*Task goal*: Determine the number of lines in the listing below where the string "title" occurs; answer with the number alone.

*The records*:
-=-=-
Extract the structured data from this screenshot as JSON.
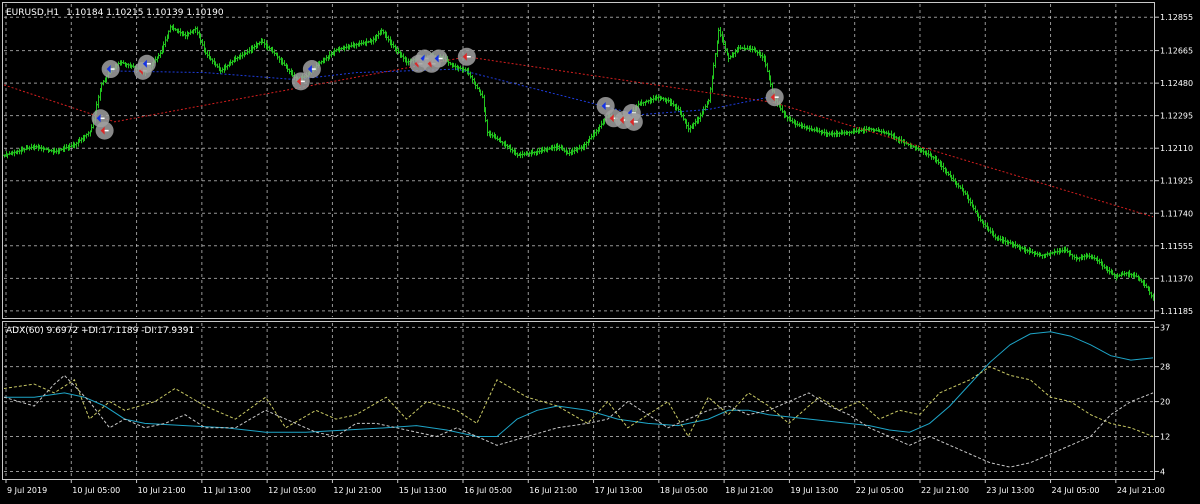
{
  "header": {
    "symbol": "EURUSD,H1",
    "ohlc": "1.10184 1.10215 1.10139 1.10190"
  },
  "indicator": {
    "label": "ADX(60) 9.6972 +DI:17.1189 -DI:17.9391"
  },
  "colors": {
    "background": "#000000",
    "frame": "#c8c8c8",
    "grid": "#c8c8c8",
    "bars": "#22c41e",
    "trend_line": "#d21e1e",
    "level_line": "#1e3cdc",
    "adx": "#1ea5c8",
    "plus_di": "#c8c864",
    "minus_di": "#c8c8c8",
    "marker_halo": "#a0a0a0",
    "marker_buy": "#1432e6",
    "marker_sell": "#dc2828",
    "text": "#ffffff"
  },
  "chart_data": [
    {
      "type": "candlestick",
      "title": "EURUSD,H1",
      "ylim": [
        1.1115,
        1.1293
      ],
      "y_ticks": [
        "1.12855",
        "1.12665",
        "1.12480",
        "1.12295",
        "1.12110",
        "1.11925",
        "1.11740",
        "1.11555",
        "1.11370",
        "1.11185"
      ],
      "x_ticks": [
        "9 Jul 2019",
        "10 Jul 05:00",
        "10 Jul 21:00",
        "11 Jul 13:00",
        "12 Jul 05:00",
        "12 Jul 21:00",
        "15 Jul 13:00",
        "16 Jul 05:00",
        "16 Jul 21:00",
        "17 Jul 13:00",
        "18 Jul 05:00",
        "18 Jul 21:00",
        "19 Jul 13:00",
        "22 Jul 05:00",
        "22 Jul 21:00",
        "23 Jul 13:00",
        "24 Jul 05:00",
        "24 Jul 21:00"
      ],
      "price_path": [
        [
          0,
          1.1207
        ],
        [
          3,
          1.1212
        ],
        [
          5,
          1.1209
        ],
        [
          7,
          1.1213
        ],
        [
          8.6,
          1.1221
        ],
        [
          9.6,
          1.1247
        ],
        [
          10.5,
          1.1255
        ],
        [
          11.5,
          1.126
        ],
        [
          13,
          1.1257
        ],
        [
          14,
          1.1254
        ],
        [
          15.5,
          1.1265
        ],
        [
          16.5,
          1.128
        ],
        [
          18,
          1.1275
        ],
        [
          19,
          1.1279
        ],
        [
          20,
          1.1265
        ],
        [
          21.5,
          1.1255
        ],
        [
          23,
          1.1262
        ],
        [
          24,
          1.1265
        ],
        [
          25.5,
          1.1272
        ],
        [
          27,
          1.1264
        ],
        [
          29,
          1.125
        ],
        [
          30,
          1.1252
        ],
        [
          31,
          1.1258
        ],
        [
          33,
          1.1267
        ],
        [
          35,
          1.127
        ],
        [
          36.5,
          1.1272
        ],
        [
          37.5,
          1.1278
        ],
        [
          38.5,
          1.127
        ],
        [
          40,
          1.126
        ],
        [
          41,
          1.1262
        ],
        [
          42.5,
          1.1263
        ],
        [
          43.5,
          1.1263
        ],
        [
          44.5,
          1.1258
        ],
        [
          46,
          1.1255
        ],
        [
          47.5,
          1.124
        ],
        [
          48,
          1.122
        ],
        [
          50,
          1.1212
        ],
        [
          51,
          1.1207
        ],
        [
          53,
          1.1209
        ],
        [
          55,
          1.1212
        ],
        [
          56,
          1.1208
        ],
        [
          57.5,
          1.1212
        ],
        [
          59,
          1.1222
        ],
        [
          60,
          1.123
        ],
        [
          61,
          1.1226
        ],
        [
          62,
          1.1229
        ],
        [
          63,
          1.1236
        ],
        [
          65,
          1.124
        ],
        [
          66,
          1.1238
        ],
        [
          67,
          1.1233
        ],
        [
          68,
          1.1222
        ],
        [
          69,
          1.1228
        ],
        [
          70,
          1.1238
        ],
        [
          71,
          1.1278
        ],
        [
          72,
          1.1262
        ],
        [
          73,
          1.1268
        ],
        [
          74.5,
          1.1267
        ],
        [
          75.5,
          1.1262
        ],
        [
          76.5,
          1.124
        ],
        [
          77.5,
          1.123
        ],
        [
          78.5,
          1.1225
        ],
        [
          80,
          1.1222
        ],
        [
          82,
          1.1219
        ],
        [
          84,
          1.122
        ],
        [
          86,
          1.1222
        ],
        [
          88,
          1.1219
        ],
        [
          89.5,
          1.1214
        ],
        [
          91,
          1.121
        ],
        [
          92.5,
          1.1205
        ],
        [
          94,
          1.1195
        ],
        [
          95.5,
          1.1185
        ],
        [
          97,
          1.117
        ],
        [
          98.5,
          1.116
        ],
        [
          100,
          1.1157
        ],
        [
          101.5,
          1.1153
        ],
        [
          103,
          1.115
        ],
        [
          104.5,
          1.1152
        ],
        [
          105.5,
          1.1153
        ],
        [
          106.5,
          1.1148
        ],
        [
          107.5,
          1.115
        ],
        [
          108.5,
          1.1148
        ],
        [
          109.5,
          1.1142
        ],
        [
          110.5,
          1.1138
        ],
        [
          111.5,
          1.114
        ],
        [
          112.5,
          1.1138
        ],
        [
          113.5,
          1.1132
        ],
        [
          114.2,
          1.1125
        ]
      ],
      "trend_line": [
        [
          0,
          1.1247
        ],
        [
          11,
          1.1226
        ],
        [
          46,
          1.1263
        ],
        [
          76.5,
          1.1237
        ],
        [
          114.2,
          1.1172
        ]
      ],
      "level_line": [
        [
          10,
          1.1255
        ],
        [
          20,
          1.1254
        ],
        [
          29,
          1.125
        ],
        [
          35,
          1.1254
        ],
        [
          45,
          1.1256
        ],
        [
          63,
          1.123
        ],
        [
          70,
          1.1233
        ],
        [
          76,
          1.124
        ]
      ],
      "markers": [
        {
          "x": 9.6,
          "y": 1.1228,
          "kind": "buy"
        },
        {
          "x": 10.0,
          "y": 1.1221,
          "kind": "sell"
        },
        {
          "x": 10.6,
          "y": 1.1256,
          "kind": "buy"
        },
        {
          "x": 13.8,
          "y": 1.1255,
          "kind": "sell"
        },
        {
          "x": 14.2,
          "y": 1.1259,
          "kind": "buy"
        },
        {
          "x": 29.5,
          "y": 1.1249,
          "kind": "sell"
        },
        {
          "x": 30.6,
          "y": 1.1256,
          "kind": "buy"
        },
        {
          "x": 41.2,
          "y": 1.1259,
          "kind": "sell"
        },
        {
          "x": 41.8,
          "y": 1.1262,
          "kind": "buy"
        },
        {
          "x": 42.5,
          "y": 1.1259,
          "kind": "sell"
        },
        {
          "x": 43.2,
          "y": 1.1262,
          "kind": "buy"
        },
        {
          "x": 46.0,
          "y": 1.1263,
          "kind": "sell"
        },
        {
          "x": 59.8,
          "y": 1.1235,
          "kind": "buy"
        },
        {
          "x": 60.6,
          "y": 1.1228,
          "kind": "sell"
        },
        {
          "x": 61.6,
          "y": 1.1227,
          "kind": "sell"
        },
        {
          "x": 62.4,
          "y": 1.1231,
          "kind": "buy"
        },
        {
          "x": 62.6,
          "y": 1.1226,
          "kind": "sell"
        },
        {
          "x": 76.6,
          "y": 1.124,
          "kind": "sell"
        }
      ]
    },
    {
      "type": "line",
      "title": "ADX(60) 9.6972 +DI:17.1189 -DI:17.9391",
      "ylim": [
        2.5,
        38
      ],
      "y_ticks": [
        "37",
        "28",
        "20",
        "12",
        "4"
      ],
      "series": [
        {
          "name": "ADX",
          "style": "solid",
          "points": [
            [
              0,
              21
            ],
            [
              3,
              21
            ],
            [
              6,
              22
            ],
            [
              8,
              21
            ],
            [
              10,
              19
            ],
            [
              12,
              16
            ],
            [
              14,
              15
            ],
            [
              18,
              14.5
            ],
            [
              22,
              14
            ],
            [
              26,
              13
            ],
            [
              30,
              13
            ],
            [
              34,
              13.5
            ],
            [
              38,
              14
            ],
            [
              41,
              14.5
            ],
            [
              44,
              13.5
            ],
            [
              47,
              12
            ],
            [
              49,
              12
            ],
            [
              51,
              16
            ],
            [
              53,
              18
            ],
            [
              55,
              19
            ],
            [
              58,
              18
            ],
            [
              61,
              16
            ],
            [
              64,
              15
            ],
            [
              67,
              14.5
            ],
            [
              70,
              16
            ],
            [
              72,
              18
            ],
            [
              74,
              18
            ],
            [
              76,
              17
            ],
            [
              78,
              16.5
            ],
            [
              82,
              15.5
            ],
            [
              86,
              14.5
            ],
            [
              88,
              13.5
            ],
            [
              90,
              13
            ],
            [
              92,
              15
            ],
            [
              94,
              19
            ],
            [
              96,
              24
            ],
            [
              98,
              29
            ],
            [
              100,
              33
            ],
            [
              102,
              35.5
            ],
            [
              104,
              36
            ],
            [
              106,
              35
            ],
            [
              108,
              33
            ],
            [
              110,
              30.5
            ],
            [
              112,
              29.5
            ],
            [
              114.2,
              30
            ]
          ]
        },
        {
          "name": "+DI",
          "style": "dashed",
          "points": [
            [
              0,
              23
            ],
            [
              3,
              24
            ],
            [
              5,
              22
            ],
            [
              7,
              25
            ],
            [
              8.5,
              16
            ],
            [
              10.5,
              20
            ],
            [
              12,
              18
            ],
            [
              15,
              20
            ],
            [
              17,
              23
            ],
            [
              20,
              19
            ],
            [
              23,
              16
            ],
            [
              26,
              21
            ],
            [
              28,
              14
            ],
            [
              31,
              18
            ],
            [
              33,
              16
            ],
            [
              35,
              17
            ],
            [
              38,
              21
            ],
            [
              40,
              16
            ],
            [
              42,
              20
            ],
            [
              45,
              18
            ],
            [
              47,
              15
            ],
            [
              49,
              25
            ],
            [
              52,
              21
            ],
            [
              55,
              19
            ],
            [
              58,
              15
            ],
            [
              60,
              20
            ],
            [
              62,
              14
            ],
            [
              64,
              17
            ],
            [
              66,
              20
            ],
            [
              68,
              12
            ],
            [
              70,
              21
            ],
            [
              72,
              17
            ],
            [
              74,
              22
            ],
            [
              76,
              19
            ],
            [
              78,
              15
            ],
            [
              81,
              21
            ],
            [
              83,
              18
            ],
            [
              85,
              20
            ],
            [
              87,
              16
            ],
            [
              89,
              18
            ],
            [
              91,
              17
            ],
            [
              93,
              22
            ],
            [
              96,
              25
            ],
            [
              98,
              28
            ],
            [
              100,
              26
            ],
            [
              102,
              25
            ],
            [
              104,
              21
            ],
            [
              106,
              20
            ],
            [
              108,
              17
            ],
            [
              110,
              15
            ],
            [
              112,
              14
            ],
            [
              114.2,
              12
            ]
          ]
        },
        {
          "name": "-DI",
          "style": "dashed",
          "points": [
            [
              0,
              21
            ],
            [
              3,
              19
            ],
            [
              5,
              24
            ],
            [
              6,
              26
            ],
            [
              8.5,
              20
            ],
            [
              10.5,
              14
            ],
            [
              12,
              16
            ],
            [
              14,
              14
            ],
            [
              16,
              15
            ],
            [
              18,
              17
            ],
            [
              20,
              14
            ],
            [
              23,
              14
            ],
            [
              26,
              18
            ],
            [
              28,
              16
            ],
            [
              31,
              13
            ],
            [
              33,
              12
            ],
            [
              35,
              15
            ],
            [
              37,
              15
            ],
            [
              39,
              14
            ],
            [
              41,
              13
            ],
            [
              43,
              12
            ],
            [
              45,
              14
            ],
            [
              47,
              12
            ],
            [
              49,
              10
            ],
            [
              52,
              12
            ],
            [
              55,
              14
            ],
            [
              58,
              15
            ],
            [
              60,
              16
            ],
            [
              62,
              20
            ],
            [
              64,
              17
            ],
            [
              66,
              14
            ],
            [
              68,
              16
            ],
            [
              70,
              18
            ],
            [
              72,
              19
            ],
            [
              74,
              17
            ],
            [
              76,
              18
            ],
            [
              78,
              20
            ],
            [
              80,
              22
            ],
            [
              82,
              19
            ],
            [
              84,
              17
            ],
            [
              86,
              14
            ],
            [
              88,
              12
            ],
            [
              90,
              10
            ],
            [
              92,
              12
            ],
            [
              94,
              10
            ],
            [
              96,
              8
            ],
            [
              98,
              6
            ],
            [
              100,
              5
            ],
            [
              102,
              6
            ],
            [
              104,
              8
            ],
            [
              106,
              10
            ],
            [
              108,
              12
            ],
            [
              110,
              17
            ],
            [
              112,
              20
            ],
            [
              114.2,
              22
            ]
          ]
        }
      ]
    }
  ]
}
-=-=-
*Solved problem*: 2